*** Begin section ***
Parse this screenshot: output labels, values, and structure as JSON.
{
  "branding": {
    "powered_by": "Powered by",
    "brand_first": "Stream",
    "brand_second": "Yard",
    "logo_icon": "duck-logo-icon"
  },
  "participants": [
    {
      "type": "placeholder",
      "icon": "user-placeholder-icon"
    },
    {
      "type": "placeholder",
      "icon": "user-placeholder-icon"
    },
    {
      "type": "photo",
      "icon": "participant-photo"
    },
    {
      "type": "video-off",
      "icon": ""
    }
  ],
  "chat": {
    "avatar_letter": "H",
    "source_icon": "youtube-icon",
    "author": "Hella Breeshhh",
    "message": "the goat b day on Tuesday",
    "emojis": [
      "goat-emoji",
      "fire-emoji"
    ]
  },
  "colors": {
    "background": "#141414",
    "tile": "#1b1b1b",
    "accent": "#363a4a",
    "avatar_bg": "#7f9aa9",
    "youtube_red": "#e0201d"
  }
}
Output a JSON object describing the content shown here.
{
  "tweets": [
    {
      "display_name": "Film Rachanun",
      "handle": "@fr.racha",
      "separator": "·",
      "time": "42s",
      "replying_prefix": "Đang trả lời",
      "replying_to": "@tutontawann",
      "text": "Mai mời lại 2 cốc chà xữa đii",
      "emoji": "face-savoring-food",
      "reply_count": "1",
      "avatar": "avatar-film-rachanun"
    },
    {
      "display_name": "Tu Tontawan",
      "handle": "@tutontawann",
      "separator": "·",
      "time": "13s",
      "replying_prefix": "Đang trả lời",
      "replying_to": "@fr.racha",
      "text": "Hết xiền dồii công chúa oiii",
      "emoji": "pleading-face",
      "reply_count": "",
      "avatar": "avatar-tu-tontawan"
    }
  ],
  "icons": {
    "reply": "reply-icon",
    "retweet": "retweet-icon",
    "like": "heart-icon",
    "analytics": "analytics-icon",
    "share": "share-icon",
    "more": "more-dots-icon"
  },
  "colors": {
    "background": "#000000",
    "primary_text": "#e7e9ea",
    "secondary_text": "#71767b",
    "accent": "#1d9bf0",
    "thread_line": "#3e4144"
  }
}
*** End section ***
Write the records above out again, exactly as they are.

• _Result of this exercise_:
Parse this screenshot: output labels, values, and structure as JSON.
{
  "branding": {
    "powered_by": "Powered by",
    "brand_first": "Stream",
    "brand_second": "Yard",
    "logo_icon": "duck-logo-icon"
  },
  "participants": [
    {
      "type": "placeholder",
      "icon": "user-placeholder-icon"
    },
    {
      "type": "placeholder",
      "icon": "user-placeholder-icon"
    },
    {
      "type": "photo",
      "icon": "participant-photo"
    },
    {
      "type": "video-off",
      "icon": ""
    }
  ],
  "chat": {
    "avatar_letter": "H",
    "source_icon": "youtube-icon",
    "author": "Hella Breeshhh",
    "message": "the goat b day on Tuesday",
    "emojis": [
      "goat-emoji",
      "fire-emoji"
    ]
  },
  "colors": {
    "background": "#141414",
    "tile": "#1b1b1b",
    "accent": "#363a4a",
    "avatar_bg": "#7f9aa9",
    "youtube_red": "#e0201d"
  }
}
Output a JSON object describing the content shown here.
{
  "tweets": [
    {
      "display_name": "Film Rachanun",
      "handle": "@fr.racha",
      "separator": "·",
      "time": "42s",
      "replying_prefix": "Đang trả lời",
      "replying_to": "@tutontawann",
      "text": "Mai mời lại 2 cốc chà xữa đii",
      "emoji": "face-savoring-food",
      "reply_count": "1",
      "avatar": "avatar-film-rachanun"
    },
    {
      "display_name": "Tu Tontawan",
      "handle": "@tutontawann",
      "separator": "·",
      "time": "13s",
      "replying_prefix": "Đang trả lời",
      "replying_to": "@fr.racha",
      "text": "Hết xiền dồii công chúa oiii",
      "emoji": "pleading-face",
      "reply_count": "",
      "avatar": "avatar-tu-tontawan"
    }
  ],
  "icons": {
    "reply": "reply-icon",
    "retweet": "retweet-icon",
    "like": "heart-icon",
    "analytics": "analytics-icon",
    "share": "share-icon",
    "more": "more-dots-icon"
  },
  "colors": {
    "background": "#000000",
    "primary_text": "#e7e9ea",
    "secondary_text": "#71767b",
    "accent": "#1d9bf0",
    "thread_line": "#3e4144"
  }
}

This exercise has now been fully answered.